Over the next four days, the Star will reveal our picks for Tucson’s best high school football coaches of all time. Our countdown continues today with Catalina Foothills coach Jeff Scurran, who has found a way to win no matter where he’s coaching.
No. 4 Jeff Scurran
Schools: Canyon del Oro, Sabino, Santa Rita and Catalina Foothills
Years in coaching: 1984-1986, 1988-1999, 2007-2009 and 2013-present
Career record: 191-46-1
Achievements: At each stop, Scurran has proven what he’s capable of with a little hard work. After three years and a state quarterfinal appearance at Canyon del Oro, Scurran took over at Sabino before the 1988 season. The coaching legend’s career flourished as the leader of the Sabercats. In just his second season at Sabino, a year after his only losing season in 19 years of coaching high school football in Southern Arizona, the Sabercats submitted their first of six undefeated regular seasons under Scurran. By his third year, the Cleveland native brought the school a step further, capturing Sabino’s first championship and first perfect (14-0) season. Two years later, Scurran duplicated the success, winning another state title as the team finished 14-0 once again. Eight of Scurran’s 12 seasons at Sabino ended with double-digit win totals, and just two seasons were without a playoff appearance.

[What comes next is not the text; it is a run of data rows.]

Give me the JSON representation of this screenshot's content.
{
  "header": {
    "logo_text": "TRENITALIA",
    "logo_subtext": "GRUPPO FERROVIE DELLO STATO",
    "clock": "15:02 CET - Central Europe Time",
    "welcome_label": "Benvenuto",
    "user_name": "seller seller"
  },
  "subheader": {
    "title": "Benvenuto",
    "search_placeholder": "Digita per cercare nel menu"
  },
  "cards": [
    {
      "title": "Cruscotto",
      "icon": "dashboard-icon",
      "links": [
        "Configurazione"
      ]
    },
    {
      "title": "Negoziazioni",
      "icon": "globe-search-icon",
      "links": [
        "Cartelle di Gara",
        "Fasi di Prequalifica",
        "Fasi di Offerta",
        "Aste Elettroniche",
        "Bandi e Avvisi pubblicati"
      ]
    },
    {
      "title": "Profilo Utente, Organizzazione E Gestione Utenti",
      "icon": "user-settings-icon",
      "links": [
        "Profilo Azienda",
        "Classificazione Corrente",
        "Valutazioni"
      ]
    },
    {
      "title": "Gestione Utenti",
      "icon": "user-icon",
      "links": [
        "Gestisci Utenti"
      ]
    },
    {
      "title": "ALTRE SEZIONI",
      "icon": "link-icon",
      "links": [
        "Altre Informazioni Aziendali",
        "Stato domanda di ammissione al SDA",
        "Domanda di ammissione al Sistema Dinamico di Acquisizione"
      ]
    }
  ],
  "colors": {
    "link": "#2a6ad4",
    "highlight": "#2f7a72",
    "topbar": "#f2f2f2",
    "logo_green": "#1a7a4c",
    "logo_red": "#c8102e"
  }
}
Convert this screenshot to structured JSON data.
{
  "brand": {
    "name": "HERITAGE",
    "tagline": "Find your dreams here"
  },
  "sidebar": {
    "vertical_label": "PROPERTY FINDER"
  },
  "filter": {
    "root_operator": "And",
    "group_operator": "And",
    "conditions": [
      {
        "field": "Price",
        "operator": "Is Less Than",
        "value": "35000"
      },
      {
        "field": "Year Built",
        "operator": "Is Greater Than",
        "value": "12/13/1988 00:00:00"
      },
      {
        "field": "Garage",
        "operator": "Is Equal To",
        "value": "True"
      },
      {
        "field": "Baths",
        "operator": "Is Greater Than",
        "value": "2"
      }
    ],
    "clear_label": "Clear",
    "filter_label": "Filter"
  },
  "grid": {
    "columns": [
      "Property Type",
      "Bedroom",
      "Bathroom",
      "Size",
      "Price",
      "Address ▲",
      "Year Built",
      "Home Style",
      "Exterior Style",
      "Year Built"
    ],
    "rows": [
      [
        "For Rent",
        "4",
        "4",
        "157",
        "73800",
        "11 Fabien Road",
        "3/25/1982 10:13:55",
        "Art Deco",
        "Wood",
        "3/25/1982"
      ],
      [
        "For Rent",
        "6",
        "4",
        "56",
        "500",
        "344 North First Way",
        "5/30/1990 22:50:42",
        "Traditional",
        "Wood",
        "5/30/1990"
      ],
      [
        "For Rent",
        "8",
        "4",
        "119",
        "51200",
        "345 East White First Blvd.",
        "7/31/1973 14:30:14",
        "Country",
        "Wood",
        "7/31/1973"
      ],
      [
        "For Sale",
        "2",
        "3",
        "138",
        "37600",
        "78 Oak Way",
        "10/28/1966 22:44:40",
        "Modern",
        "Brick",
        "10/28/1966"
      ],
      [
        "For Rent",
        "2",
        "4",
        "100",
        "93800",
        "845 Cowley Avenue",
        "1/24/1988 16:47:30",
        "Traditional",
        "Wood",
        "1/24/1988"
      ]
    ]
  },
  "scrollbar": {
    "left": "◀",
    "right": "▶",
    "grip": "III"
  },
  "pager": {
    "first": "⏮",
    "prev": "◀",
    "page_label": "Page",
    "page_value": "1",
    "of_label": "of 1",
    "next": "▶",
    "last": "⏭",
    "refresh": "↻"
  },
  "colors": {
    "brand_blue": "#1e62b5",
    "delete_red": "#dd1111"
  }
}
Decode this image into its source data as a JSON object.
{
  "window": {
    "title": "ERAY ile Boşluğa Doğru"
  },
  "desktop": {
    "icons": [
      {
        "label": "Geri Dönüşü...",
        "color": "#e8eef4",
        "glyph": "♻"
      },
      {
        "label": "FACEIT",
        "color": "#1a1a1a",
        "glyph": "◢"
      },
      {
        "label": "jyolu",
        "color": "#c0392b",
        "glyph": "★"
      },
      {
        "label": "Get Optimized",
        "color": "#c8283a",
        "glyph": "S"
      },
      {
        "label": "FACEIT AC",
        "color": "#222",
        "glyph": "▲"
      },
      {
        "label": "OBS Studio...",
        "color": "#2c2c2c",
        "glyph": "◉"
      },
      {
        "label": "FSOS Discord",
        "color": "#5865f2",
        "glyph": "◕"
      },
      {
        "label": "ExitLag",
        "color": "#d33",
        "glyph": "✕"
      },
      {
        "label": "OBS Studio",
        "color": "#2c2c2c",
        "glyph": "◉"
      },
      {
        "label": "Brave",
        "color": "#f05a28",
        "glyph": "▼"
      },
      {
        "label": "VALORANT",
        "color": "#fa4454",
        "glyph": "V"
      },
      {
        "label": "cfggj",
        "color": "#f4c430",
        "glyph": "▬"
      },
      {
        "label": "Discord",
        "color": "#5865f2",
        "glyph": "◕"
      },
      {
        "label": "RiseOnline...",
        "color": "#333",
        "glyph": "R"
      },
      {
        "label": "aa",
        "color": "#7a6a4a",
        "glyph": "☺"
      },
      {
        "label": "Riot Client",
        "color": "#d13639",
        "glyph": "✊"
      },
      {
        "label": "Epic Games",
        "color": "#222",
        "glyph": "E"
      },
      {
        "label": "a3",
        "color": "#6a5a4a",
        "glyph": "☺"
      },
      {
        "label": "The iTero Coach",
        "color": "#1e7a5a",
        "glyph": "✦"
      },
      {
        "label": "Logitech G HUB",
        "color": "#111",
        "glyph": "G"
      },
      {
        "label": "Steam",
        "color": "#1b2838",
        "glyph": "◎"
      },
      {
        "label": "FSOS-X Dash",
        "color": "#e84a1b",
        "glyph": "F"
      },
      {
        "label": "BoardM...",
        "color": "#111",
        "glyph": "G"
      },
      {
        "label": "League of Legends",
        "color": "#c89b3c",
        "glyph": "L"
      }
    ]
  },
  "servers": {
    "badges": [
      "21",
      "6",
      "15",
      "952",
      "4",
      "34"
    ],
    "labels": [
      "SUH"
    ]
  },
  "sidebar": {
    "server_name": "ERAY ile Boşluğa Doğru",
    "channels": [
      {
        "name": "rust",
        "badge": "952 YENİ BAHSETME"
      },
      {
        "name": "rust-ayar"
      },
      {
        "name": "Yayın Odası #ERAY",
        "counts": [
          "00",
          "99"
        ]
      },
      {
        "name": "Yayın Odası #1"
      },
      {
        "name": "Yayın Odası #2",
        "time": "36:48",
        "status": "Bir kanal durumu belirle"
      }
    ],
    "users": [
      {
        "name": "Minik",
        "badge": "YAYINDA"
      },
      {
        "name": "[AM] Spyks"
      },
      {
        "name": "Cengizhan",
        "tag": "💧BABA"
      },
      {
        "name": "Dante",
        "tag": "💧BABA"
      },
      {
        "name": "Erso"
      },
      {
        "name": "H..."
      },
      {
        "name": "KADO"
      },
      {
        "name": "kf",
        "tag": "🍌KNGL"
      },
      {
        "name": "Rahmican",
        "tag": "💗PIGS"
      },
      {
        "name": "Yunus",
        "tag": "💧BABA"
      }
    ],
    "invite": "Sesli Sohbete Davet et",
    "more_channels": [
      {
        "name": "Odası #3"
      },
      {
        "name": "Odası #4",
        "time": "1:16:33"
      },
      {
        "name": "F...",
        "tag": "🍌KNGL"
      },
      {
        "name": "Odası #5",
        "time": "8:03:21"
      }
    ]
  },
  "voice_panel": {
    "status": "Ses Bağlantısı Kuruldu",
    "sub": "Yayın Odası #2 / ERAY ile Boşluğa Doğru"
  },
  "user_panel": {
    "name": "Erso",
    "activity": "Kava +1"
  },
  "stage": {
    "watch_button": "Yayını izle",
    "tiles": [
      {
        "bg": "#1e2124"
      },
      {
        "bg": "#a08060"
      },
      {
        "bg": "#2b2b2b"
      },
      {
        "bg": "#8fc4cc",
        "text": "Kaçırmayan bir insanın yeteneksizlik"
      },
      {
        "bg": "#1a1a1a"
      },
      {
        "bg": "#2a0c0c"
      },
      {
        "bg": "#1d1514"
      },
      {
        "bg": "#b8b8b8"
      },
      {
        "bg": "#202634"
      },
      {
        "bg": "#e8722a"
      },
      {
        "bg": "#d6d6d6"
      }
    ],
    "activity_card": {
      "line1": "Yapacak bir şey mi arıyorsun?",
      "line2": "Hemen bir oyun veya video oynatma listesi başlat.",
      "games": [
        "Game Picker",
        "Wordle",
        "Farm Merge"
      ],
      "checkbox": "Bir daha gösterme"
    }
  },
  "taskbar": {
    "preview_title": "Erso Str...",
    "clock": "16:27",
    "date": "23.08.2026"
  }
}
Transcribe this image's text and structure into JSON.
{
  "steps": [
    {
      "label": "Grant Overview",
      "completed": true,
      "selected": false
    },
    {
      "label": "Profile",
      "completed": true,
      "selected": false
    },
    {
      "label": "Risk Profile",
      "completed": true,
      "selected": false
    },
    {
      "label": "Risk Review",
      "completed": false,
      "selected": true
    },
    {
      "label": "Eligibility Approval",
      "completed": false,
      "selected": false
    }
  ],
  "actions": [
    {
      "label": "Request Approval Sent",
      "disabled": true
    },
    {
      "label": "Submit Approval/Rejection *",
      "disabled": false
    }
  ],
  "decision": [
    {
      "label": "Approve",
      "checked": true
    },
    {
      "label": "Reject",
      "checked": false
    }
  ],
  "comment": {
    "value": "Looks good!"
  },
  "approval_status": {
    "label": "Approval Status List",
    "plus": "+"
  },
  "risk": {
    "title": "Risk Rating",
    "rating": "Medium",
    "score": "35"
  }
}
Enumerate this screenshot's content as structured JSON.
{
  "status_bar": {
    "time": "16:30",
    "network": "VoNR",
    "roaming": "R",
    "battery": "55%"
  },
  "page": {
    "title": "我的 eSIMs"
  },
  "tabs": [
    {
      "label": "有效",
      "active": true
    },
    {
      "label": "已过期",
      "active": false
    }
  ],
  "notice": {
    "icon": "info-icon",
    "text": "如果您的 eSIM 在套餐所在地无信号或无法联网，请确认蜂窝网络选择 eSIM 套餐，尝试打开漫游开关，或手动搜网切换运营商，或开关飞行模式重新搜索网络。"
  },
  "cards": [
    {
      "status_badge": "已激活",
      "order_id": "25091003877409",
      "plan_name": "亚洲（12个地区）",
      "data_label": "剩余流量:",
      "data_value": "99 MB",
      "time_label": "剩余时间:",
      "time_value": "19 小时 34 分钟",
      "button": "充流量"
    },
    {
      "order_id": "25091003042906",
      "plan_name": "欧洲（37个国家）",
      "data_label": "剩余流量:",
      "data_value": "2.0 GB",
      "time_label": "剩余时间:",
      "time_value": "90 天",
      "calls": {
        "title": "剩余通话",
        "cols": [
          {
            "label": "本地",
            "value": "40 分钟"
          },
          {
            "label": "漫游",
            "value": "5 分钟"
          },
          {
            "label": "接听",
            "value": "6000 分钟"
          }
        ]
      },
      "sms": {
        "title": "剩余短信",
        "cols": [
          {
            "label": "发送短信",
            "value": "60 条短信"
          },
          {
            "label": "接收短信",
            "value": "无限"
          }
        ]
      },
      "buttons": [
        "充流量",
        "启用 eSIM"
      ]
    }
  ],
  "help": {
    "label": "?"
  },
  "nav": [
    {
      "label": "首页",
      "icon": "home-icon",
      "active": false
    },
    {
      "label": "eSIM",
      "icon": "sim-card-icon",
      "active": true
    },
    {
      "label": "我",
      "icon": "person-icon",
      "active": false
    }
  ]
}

Excluding Scurran’s first season at Sabino, he lost just one region game in 11 seasons. His teams were historically strong as well; as both the 1989 and 1992 defenses set, and still hold, state records with 40 interceptions in a single season. Scurran left the Sabercats to create the Pima College football program in 2001, where he led it to a 26-17 record over four seasons but was ready for a new challenge. That led him to a dormant Santa Rita program in 2007 and he made the Eagles relevant instantly.
The Eagles were 34-7 in three seasons under Scurran, two of which ended with losses in the state final. In his most recent stop, Scurran led Catalina Foothills to an 8-3 record and a playoff appearance in his first season with the Falcons following a winless season a year earlier. Despite a life full of football success, the University of Florida journalism graduate also found time to write a book about his stop at Pima.
Memorable moment: Although Scurran’s 1990 Sabercats team was undefeated heading into the state final, Peoria was favored. Leading up to the game, the Arizona Republic wrote “The Arizona Interscholastic Association might as well start engraving ‘Peoria’ on the championship trophy.” Trailing by a field goal in the fourth quarter, Sabino drove 79 yards in six plays for the winning score with 3:57 left in the fourth quarter. After a pass interference call on Peoria, Sabino quarterback Tom Brown hit Roberto Moreno for a 39-yard gain. Two plays later, Brown tossed a 15-yard touchdown pass on a corner route to wide receiver Kip Canatsey, completing the comeback and securing the city’s first football state title since 1979 with a 31-28 win.
From the archives: “Looking back on it, I feel inside of myself that we squeezed out just about everything that was squeezable.
“This was not contingent of Division I college players that won for us. We have a lot of intelligent athletes that learned to play together, and when these kids crossed the line, they played hard. In football, I believe that’s everything.” — Scurran, about his second undefeated state championship team, in the Dec. 8, 1992, Arizona Daily Star.
Big number: 1,201. In Scurran’s three championship seasons (1990, 1992, 1998) each of his Sabino teams managed to outscore their opponents by a substantial amount. While both the 1990 and 1992 teams held their opponents under 100 points — 98 and 97, respectively — his ’90 squad scored 517, and the ’92 team put 413 points on the scoreboard. His ’98 squad represented his most prolific offense, as it compiled 608 points while allowing 142 throughout the year. Add those together and Scurran’s championship teams outscored their 42 opponents by 1,201 points, or roughly 28.6 per game.
Coming up: Find out who is ranked No. 3 in Friday’s Star.